Oxford University and Oxfordshire are at the centre of the autonomous vehicle revolution. Professor Paul Newman, co-founder of the University spinout company Oxbotica, talks disruptive software, job creation, and why there’s more to automation than driverless cars.

Stuart Gillespie: Oxbotica is approaching its five-year anniversary: how do you reflect on the journey so far?

Paul Newman: It is extraordinary to reflect on how much has been accomplished since we set out on this journey. Oxbotica was founded on a recognition that software is the main force of disruption across industries. It has been an enormous joy to see that come to life with the application of our technology in a wide range of environments worldwide, from city centres, ports and airports to mines and forests.

Everything has moved at a tremendous pace. In the last six months alone, we secured an investment round, formed a partnership with Addison Lee, and have had autonomous trials running on public roads in London and Oxford. In the coming months, we’ll also be going public with a number of other strategic partnerships.

From its inception, Oxbotica has worked closely with both local and central government, as well as transport authorities in Oxford and London. We are creating amazing jobs here in Oxfordshire and, via that, exporting software to some pretty extraordinary places. By the end of 2018, our software was running in four continents. 

All of this comes down to the sheer talent and determination of the world-class team we have built across every area of the business, and it’s a team that is always growing because we are scaling up so rapidly on a global level. 

SG: How do your software systems work? What applications do they enable?

PN: Selenium is our autonomous control system, effectively functioning as the brain of an autonomous vehicle. It is a suite of software that combines data from vehicle sensors to drive autonomous vehicles. It answers the questions ‘where am I, what’s around me, what do I do?’ Selenium identifies obstacles – such as people and other vehicles – before calculating a safe and efficient route.

Caesium is our cloud-based fleet management system that schedules and co-ordinates autonomous vehicles without human intervention. Enabling the exchange of data between vehicles, it optimises routes and ensures that fleet managers know exactly where all vehicles are and when they will arrive. It’s also the mouth of the machine learning data acquisition system, and we have some interesting plays there which cunningly leverage Selenium’s unique capabilities.

What I enjoy most technically is dealing with the diversity and complexity of the technical approaches needed to address the autonomous vehicle problem. The term AI doesn’t really do it justice. Someone put it to me that we have an embarrassment of technical riches, and that’s true because we have such a richness in underlying techniques from every corner of the AI spectrum. 

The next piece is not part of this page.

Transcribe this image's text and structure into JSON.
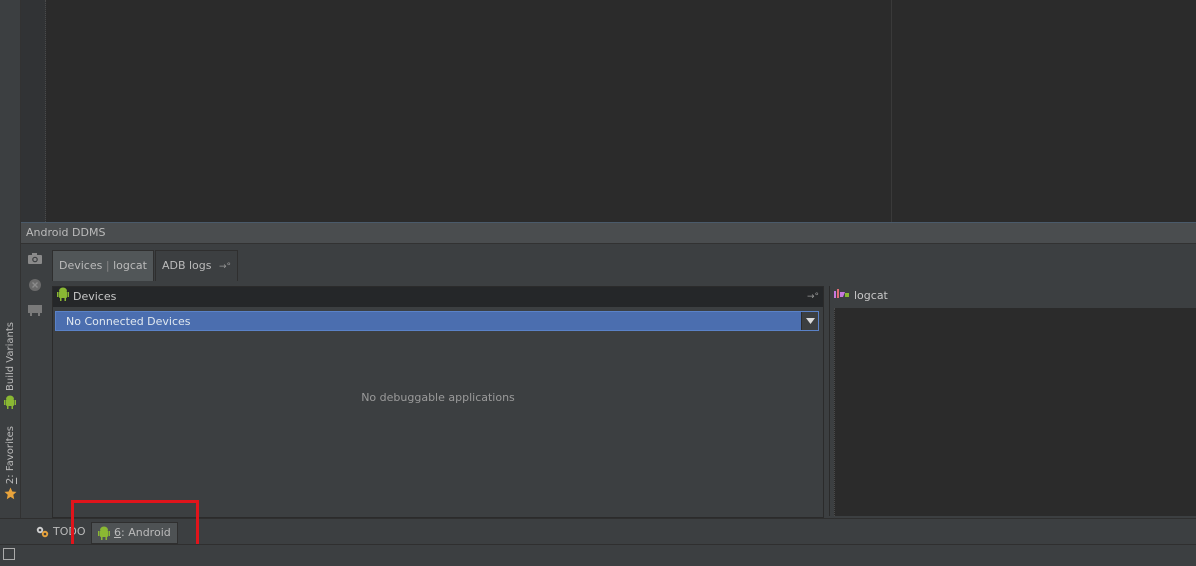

SG: Driverless cars: where are we with this technology, and what does the future look like?

PN: The rate of progress has been so high in the last year alone that it’s left some people confused about what the near-term future holds. It won’t be an overnight transformation of our cities in which driverless cars will pick people up and take them to any location at any time.

Within the next two years, we’ll begin to see the deployment of autonomous cars in geofenced areas – predefined areas in which they will operate as a service. This can serve a wide variety of purposes, such as transporting people in a taxi service, acting as a courier for legal documents, or a delivery service for groceries in areas around our cities. 

In the longer term, of course, autonomous cars will become ubiquitous and form a core part of transport infrastructures all around the world. It is hugely encouraging to see the UK government develop plans to enable advanced trials of autonomous vehicles, because we always want to see policy keep pace with the amazing innovation taking place.

SG: Contrary to the image often presented, there are plenty of other uses of autonomous technology beyond driverless cars…

PN: There is huge appetite across a range of industries, from mining and agriculture to retail and ports, for autonomous vehicle software to radically enhance safety and efficiency levels. But those purpose-built vehicles require heavy investment and are not easily replaceable, which is why it is only a software solution that can deliver the promise of autonomy to them.

Software scales in a way that physical objects don’t. When it comes to autonomous vehicles, effort and bottom-line cost are essentially independent of the number of vehicles in which the software is deployed. The returns are also proportional to the fleet size, so you’re buying one piece of software to be used on 10,000 vehicles rather than 10,000 self-driving vehicles.

We built Oxbotica’s autonomous software to enable any vehicle to operate in any environment, without relying on external systems such as GPS or third-party maps. The stack was built from the ground up, component by component, and targeted at any vehicle. We didn’t choose a particular sensor modality – vision, lidar and radar all have their roles and can be used solely or jointly depending on application type. It’s a complicated business technically, but we are nailing it. 

All of this has made software-led autonomy the most credible and realistic path forward for all industries. 

SG: What’s next for Oxbotica?

PN: Oxbotica is in a period of rapid growth – we’re growing the team, and we’re growing our presence in a fascinating set of industries in global markets. We are intent on building an extraordinary AI company in the UK – one that changes the way vehicles operate. As part of that we will continue to grow, form deep partnerships, and write some pretty amazing code.

It’s incredible that something with zero mass can change so much. Bits to move atoms – that’s us.